I brought them down to the bottom of the stairs in the dining room, which was in total darkness, and asked my older daughter to light the candle while her sister held the feather and the large wooden spoon. I held the paper bag. Together, we made the blessing for the search for chameitz (leavening).
Baruch atah Adonai Eloheinu melech ha'olam asher kid'shanu b'mitzvotav, v'tzivanu al biur chameitz. Blessed are you, Adonai our God, Source of all being, who makes us holy with mitzvot, and commands us to remove chameitz.
I told the girls that our search for the ten pieces of bread (which they knew I had hidden a few minutes before) would be done only by the light of the candle and, as much as possible, in silence. We were searching not only for pieces of bread, but also searching ourselves for all the stuck places in our hearts where we wish to free ourselves. The two of them started wandering through the house, holding back their squeals of delight each time one of them spotted a square of quartered sandwich bread. The feather would come out to sweep it into the spoon and then the spoon would deposit it into the bag.

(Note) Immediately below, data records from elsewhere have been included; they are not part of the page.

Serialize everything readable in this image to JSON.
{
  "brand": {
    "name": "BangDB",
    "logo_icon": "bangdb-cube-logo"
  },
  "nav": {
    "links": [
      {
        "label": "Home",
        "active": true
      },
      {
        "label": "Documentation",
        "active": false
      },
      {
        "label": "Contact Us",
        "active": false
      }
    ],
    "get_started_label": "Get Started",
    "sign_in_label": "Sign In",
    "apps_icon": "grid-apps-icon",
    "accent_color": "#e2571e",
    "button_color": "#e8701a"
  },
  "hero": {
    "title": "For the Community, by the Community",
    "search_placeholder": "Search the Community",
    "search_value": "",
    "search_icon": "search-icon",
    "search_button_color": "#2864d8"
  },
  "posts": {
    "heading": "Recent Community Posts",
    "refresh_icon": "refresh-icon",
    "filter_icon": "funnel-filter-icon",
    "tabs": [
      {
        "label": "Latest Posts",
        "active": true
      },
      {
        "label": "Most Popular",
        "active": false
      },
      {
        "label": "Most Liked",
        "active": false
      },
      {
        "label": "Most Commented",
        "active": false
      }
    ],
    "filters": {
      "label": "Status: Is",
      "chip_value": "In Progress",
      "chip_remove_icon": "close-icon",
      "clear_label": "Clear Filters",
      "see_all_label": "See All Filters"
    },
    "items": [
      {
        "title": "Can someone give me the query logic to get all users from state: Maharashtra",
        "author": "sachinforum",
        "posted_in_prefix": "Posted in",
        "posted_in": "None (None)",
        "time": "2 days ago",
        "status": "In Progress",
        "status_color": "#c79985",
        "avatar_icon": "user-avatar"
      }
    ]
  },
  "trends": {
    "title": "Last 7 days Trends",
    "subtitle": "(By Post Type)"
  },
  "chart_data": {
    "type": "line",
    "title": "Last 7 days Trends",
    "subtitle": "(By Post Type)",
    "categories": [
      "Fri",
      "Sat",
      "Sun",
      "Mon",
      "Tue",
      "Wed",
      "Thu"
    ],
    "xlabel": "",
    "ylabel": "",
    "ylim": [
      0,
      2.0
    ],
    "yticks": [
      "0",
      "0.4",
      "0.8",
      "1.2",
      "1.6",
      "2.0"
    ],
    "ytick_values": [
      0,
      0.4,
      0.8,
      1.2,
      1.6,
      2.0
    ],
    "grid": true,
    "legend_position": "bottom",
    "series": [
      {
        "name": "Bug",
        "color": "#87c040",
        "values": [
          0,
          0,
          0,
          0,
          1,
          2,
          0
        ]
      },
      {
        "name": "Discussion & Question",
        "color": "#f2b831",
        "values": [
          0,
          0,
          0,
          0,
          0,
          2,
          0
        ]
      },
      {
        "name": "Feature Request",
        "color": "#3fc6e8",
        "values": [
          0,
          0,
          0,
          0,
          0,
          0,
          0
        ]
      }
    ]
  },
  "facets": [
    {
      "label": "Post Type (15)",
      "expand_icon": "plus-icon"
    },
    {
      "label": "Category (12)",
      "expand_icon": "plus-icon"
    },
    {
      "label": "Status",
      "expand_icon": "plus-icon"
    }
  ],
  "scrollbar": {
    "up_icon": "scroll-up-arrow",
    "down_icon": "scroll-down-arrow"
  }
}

Why do my girls love this ritual so much? Of course, there is the excitement of knowing that Pesach (Passover) begins tomorrow night. There is also the fun of carrying the lit candle through the house and playing with the props of feather and spoon. Maybe that's it. Maybe they also really like seeing how seriously I take all the Pesach preparation and give them their own special role in all the madness. Maybe, they also get some of the deeper stuff. Maybe.
I know why I love this ritual. I love the way we use rituals to do the impossible and pretend that we have accomplished a miracle. We are supposed to rid our homes on this night of every vestige of leavening. Every single molecule of grain in the house is to be hunted down and exterminated so that the festival can be celebrated in a state of purity and perfection. We pretend that it is so, and in so doing, we really do perform a miracle.
It is the miracle of creating within our souls the memory of deliverance. We were slaves and now we are free. Our imperfect lives — so filled with so many forms of self-imposed servitude — are redeemable. We are made free with a word, a spoon and a feather.
The pieces of bread are all gathered in the bag. (Well, actually, all but the one that the dog found and ate while I was trying to find a feather.) Tomorrow morning I'll burn the bag on my driveway and utter a formula declaring my home to be free of chameitz. I'll be ready to sing the songs and drink the cups of wine at the seder tomorrow night. I'll know, against all material evidence to the contrary, that I personally was delivered from slavery in Mitzrayim. A miracle.
Tonight, my children and I performed one of their favorite rituals, and I have to admit that it is one of mine, too.